▶ [What to produce]
Your output must reproduce all the records below precisely and contain no pictures.

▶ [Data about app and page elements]
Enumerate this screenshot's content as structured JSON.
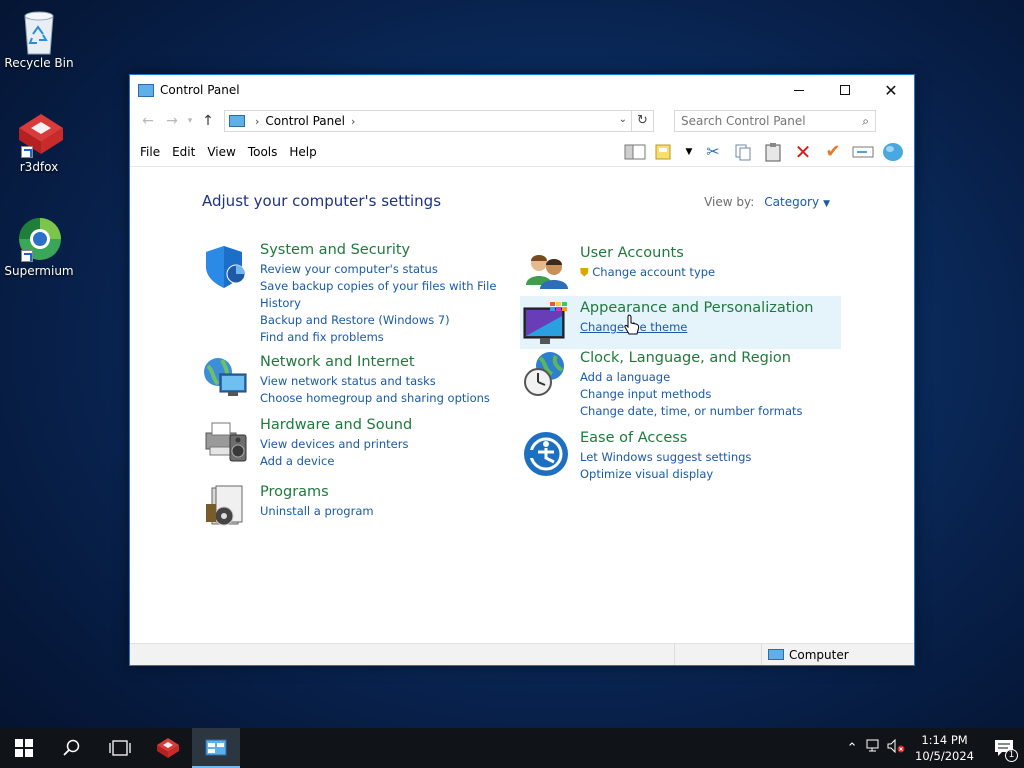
{
  "desktop": {
    "icons": [
      {
        "label": "Recycle Bin"
      },
      {
        "label": "r3dfox"
      },
      {
        "label": "Supermium"
      }
    ]
  },
  "window": {
    "title": "Control Panel",
    "address": {
      "crumb": "Control Panel"
    },
    "search": {
      "placeholder": "Search Control Panel"
    },
    "menu": [
      "File",
      "Edit",
      "View",
      "Tools",
      "Help"
    ],
    "heading": "Adjust your computer's settings",
    "view_by": {
      "label": "View by:",
      "value": "Category"
    },
    "categories": [
      {
        "title": "System and Security",
        "links": [
          "Review your computer's status",
          "Save backup copies of your files with File",
          "History",
          "Backup and Restore (Windows 7)",
          "Find and fix problems"
        ]
      },
      {
        "title": "Network and Internet",
        "links": [
          "View network status and tasks",
          "Choose homegroup and sharing options"
        ]
      },
      {
        "title": "Hardware and Sound",
        "links": [
          "View devices and printers",
          "Add a device"
        ]
      },
      {
        "title": "Programs",
        "links": [
          "Uninstall a program"
        ]
      },
      {
        "title": "User Accounts",
        "links": [
          "Change account type"
        ]
      },
      {
        "title": "Appearance and Personalization",
        "links": [
          "Change the theme"
        ]
      },
      {
        "title": "Clock, Language, and Region",
        "links": [
          "Add a language",
          "Change input methods",
          "Change date, time, or number formats"
        ]
      },
      {
        "title": "Ease of Access",
        "links": [
          "Let Windows suggest settings",
          "Optimize visual display"
        ]
      }
    ],
    "status": {
      "computer": "Computer"
    }
  },
  "taskbar": {
    "time": "1:14 PM",
    "date": "10/5/2024",
    "notification_count": "1"
  }
}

▶ [Output of the exercise]
Enumerate this screenshot's content as structured JSON.
{
  "desktop": {
    "icons": [
      {
        "label": "Recycle Bin"
      },
      {
        "label": "r3dfox"
      },
      {
        "label": "Supermium"
      }
    ]
  },
  "window": {
    "title": "Control Panel",
    "address": {
      "crumb": "Control Panel"
    },
    "search": {
      "placeholder": "Search Control Panel"
    },
    "menu": [
      "File",
      "Edit",
      "View",
      "Tools",
      "Help"
    ],
    "heading": "Adjust your computer's settings",
    "view_by": {
      "label": "View by:",
      "value": "Category"
    },
    "categories": [
      {
        "title": "System and Security",
        "links": [
          "Review your computer's status",
          "Save backup copies of your files with File",
          "History",
          "Backup and Restore (Windows 7)",
          "Find and fix problems"
        ]
      },
      {
        "title": "Network and Internet",
        "links": [
          "View network status and tasks",
          "Choose homegroup and sharing options"
        ]
      },
      {
        "title": "Hardware and Sound",
        "links": [
          "View devices and printers",
          "Add a device"
        ]
      },
      {
        "title": "Programs",
        "links": [
          "Uninstall a program"
        ]
      },
      {
        "title": "User Accounts",
        "links": [
          "Change account type"
        ]
      },
      {
        "title": "Appearance and Personalization",
        "links": [
          "Change the theme"
        ]
      },
      {
        "title": "Clock, Language, and Region",
        "links": [
          "Add a language",
          "Change input methods",
          "Change date, time, or number formats"
        ]
      },
      {
        "title": "Ease of Access",
        "links": [
          "Let Windows suggest settings",
          "Optimize visual display"
        ]
      }
    ],
    "status": {
      "computer": "Computer"
    }
  },
  "taskbar": {
    "time": "1:14 PM",
    "date": "10/5/2024",
    "notification_count": "1"
  }
}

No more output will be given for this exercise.